### EXERCISE DETAILS
Copy each line in the data below that contains the word "ЗАКАЗА".

-*-*-

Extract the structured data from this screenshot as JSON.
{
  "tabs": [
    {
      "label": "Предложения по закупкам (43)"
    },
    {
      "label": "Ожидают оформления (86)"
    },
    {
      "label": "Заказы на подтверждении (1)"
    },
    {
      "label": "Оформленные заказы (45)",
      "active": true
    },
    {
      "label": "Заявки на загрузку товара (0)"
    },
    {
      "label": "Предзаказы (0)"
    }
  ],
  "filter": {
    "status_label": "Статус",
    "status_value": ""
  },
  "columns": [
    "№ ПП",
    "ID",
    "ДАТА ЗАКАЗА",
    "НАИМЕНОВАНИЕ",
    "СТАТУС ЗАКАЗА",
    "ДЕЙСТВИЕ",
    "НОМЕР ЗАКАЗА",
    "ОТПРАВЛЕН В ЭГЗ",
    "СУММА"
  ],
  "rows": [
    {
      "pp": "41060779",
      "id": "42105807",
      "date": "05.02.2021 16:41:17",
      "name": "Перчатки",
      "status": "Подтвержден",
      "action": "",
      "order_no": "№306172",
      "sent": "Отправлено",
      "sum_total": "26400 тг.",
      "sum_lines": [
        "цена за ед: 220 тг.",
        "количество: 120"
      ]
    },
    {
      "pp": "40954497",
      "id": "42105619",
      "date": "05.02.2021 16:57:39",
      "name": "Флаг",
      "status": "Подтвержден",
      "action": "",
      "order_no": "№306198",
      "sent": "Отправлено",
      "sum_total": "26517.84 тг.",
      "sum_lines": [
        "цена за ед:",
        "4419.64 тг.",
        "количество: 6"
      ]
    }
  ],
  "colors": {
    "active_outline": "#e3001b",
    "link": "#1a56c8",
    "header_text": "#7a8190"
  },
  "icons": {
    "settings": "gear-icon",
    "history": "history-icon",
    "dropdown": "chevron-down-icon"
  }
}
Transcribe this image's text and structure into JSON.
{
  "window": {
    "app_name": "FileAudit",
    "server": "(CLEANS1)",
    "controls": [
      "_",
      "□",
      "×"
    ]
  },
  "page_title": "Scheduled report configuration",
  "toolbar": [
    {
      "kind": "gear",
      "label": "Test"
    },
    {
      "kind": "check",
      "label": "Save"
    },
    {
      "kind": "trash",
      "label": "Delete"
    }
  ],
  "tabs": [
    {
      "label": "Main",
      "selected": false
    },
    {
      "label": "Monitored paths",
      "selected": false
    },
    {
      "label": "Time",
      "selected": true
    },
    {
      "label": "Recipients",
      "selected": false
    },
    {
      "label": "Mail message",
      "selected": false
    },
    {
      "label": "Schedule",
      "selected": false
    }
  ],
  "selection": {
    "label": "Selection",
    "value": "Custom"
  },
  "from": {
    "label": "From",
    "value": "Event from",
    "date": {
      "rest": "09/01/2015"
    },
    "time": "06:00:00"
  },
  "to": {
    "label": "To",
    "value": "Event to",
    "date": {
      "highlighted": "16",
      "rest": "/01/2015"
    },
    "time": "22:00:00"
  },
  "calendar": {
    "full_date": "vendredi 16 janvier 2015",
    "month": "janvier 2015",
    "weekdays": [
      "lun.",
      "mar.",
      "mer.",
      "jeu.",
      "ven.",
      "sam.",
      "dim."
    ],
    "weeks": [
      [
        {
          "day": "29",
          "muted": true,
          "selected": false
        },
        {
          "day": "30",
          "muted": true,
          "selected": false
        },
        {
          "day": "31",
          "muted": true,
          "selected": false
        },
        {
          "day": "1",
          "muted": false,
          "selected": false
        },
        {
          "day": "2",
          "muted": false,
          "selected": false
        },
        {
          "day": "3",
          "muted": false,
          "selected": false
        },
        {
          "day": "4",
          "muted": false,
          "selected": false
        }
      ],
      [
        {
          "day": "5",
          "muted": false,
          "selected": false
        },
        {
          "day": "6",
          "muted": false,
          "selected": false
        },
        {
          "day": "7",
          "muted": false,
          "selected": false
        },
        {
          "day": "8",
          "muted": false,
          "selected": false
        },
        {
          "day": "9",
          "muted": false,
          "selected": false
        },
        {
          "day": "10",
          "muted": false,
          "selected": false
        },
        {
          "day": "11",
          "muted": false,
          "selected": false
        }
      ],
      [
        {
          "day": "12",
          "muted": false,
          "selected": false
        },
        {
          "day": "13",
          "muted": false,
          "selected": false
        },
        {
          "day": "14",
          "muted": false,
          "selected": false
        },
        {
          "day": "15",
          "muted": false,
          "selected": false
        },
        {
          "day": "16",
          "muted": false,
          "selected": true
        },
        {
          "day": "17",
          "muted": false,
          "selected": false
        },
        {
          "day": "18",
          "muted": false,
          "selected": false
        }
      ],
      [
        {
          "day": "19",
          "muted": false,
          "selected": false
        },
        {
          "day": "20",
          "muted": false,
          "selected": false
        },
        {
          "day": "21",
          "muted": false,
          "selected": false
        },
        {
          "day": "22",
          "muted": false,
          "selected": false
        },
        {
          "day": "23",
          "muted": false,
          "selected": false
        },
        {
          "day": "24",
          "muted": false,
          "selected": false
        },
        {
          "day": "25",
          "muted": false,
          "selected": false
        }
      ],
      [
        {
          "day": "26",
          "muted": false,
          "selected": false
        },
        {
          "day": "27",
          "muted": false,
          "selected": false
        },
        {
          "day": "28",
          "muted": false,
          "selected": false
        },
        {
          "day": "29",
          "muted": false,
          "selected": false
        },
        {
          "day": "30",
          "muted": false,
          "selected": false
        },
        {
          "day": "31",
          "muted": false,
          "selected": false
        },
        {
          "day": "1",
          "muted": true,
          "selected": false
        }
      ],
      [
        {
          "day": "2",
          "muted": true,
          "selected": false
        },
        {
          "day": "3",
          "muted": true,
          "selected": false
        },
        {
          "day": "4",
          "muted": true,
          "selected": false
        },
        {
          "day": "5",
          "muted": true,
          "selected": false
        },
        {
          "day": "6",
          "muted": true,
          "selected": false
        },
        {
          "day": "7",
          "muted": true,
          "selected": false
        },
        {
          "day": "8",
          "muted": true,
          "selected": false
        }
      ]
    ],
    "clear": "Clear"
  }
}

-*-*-

### TASK ANSWER
    "ДАТА ЗАКАЗА",
    "СТАТУС ЗАКАЗА",
    "НОМЕР ЗАКАЗА",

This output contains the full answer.